French consumer spending falls back in June
Better weather reduces energy spending following a cold May that had sent heating bills higher
Consumer spending rose in May as higher heating bills lifted figures, but better weather in June reversed that effect.
French consumers tightened their purse strings again in June after a bounce in consumption in May, with both moves largely due to weather conditions and highlighting the fragility of any nascent recovery.
French consumer spending fell 0.8 per cent in June from May, largely because of reduced energy spending as the weather got better after a cold May that had sent heating bills up. Analysts polled by Reuters had expected a slight rise in June.

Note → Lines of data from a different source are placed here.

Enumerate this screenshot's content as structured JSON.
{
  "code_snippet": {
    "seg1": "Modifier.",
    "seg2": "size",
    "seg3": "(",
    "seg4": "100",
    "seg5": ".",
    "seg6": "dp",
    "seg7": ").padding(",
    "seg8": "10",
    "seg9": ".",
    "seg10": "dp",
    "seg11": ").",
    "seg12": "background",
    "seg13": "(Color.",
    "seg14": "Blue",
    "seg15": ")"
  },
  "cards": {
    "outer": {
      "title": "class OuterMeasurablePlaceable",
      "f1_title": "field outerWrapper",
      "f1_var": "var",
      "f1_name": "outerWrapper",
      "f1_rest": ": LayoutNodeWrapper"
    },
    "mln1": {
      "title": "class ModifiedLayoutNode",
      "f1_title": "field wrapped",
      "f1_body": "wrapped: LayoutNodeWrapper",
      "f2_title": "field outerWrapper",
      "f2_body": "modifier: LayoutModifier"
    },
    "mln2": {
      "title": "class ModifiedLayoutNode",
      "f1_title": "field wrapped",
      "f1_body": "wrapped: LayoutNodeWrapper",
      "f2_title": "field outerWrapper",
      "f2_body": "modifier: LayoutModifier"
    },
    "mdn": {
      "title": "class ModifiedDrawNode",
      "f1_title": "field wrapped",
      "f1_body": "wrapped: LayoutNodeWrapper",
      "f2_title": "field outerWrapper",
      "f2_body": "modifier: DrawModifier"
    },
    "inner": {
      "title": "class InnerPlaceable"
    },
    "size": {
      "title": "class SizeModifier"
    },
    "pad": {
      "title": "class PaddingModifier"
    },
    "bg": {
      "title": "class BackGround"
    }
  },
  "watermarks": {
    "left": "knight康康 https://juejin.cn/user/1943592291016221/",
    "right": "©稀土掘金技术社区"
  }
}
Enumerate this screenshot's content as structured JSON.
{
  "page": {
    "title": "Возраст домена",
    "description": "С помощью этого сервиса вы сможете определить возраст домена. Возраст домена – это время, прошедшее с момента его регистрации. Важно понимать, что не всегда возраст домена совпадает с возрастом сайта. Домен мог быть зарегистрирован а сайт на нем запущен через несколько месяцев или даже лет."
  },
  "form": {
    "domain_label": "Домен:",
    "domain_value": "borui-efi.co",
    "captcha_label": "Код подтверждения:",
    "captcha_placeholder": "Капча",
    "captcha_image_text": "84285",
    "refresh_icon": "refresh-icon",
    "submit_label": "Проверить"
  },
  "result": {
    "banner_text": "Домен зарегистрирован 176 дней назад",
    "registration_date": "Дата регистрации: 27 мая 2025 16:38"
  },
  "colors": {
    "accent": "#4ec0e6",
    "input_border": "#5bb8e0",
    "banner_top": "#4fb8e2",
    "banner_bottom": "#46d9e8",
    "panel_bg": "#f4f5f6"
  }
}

Overall, consumer spending edged up 0.3 per cent in the second quarter, data from stastics office INSEE showed, largely on higher energy spending but still backing government forecasts that the economy may have exited a shallow recession.
“These figures add to the evidence showing that the French economy may have exited recession during the second quarter of the year,” said Diego Iscaro, at IHS Global Insight.
“We still project private consumption to remain under pressure during the second half of the year, particularly given that labour market conditions remain very tough.”
Analysts had forecast on average that spending edged up 0.1 per cent in June, according to a Reuters poll of 15 economists.
The drop in consumer spending in June followed a revised 0.7 per cent bounce in May, which had partly been due to higher spending on energy during bad weather.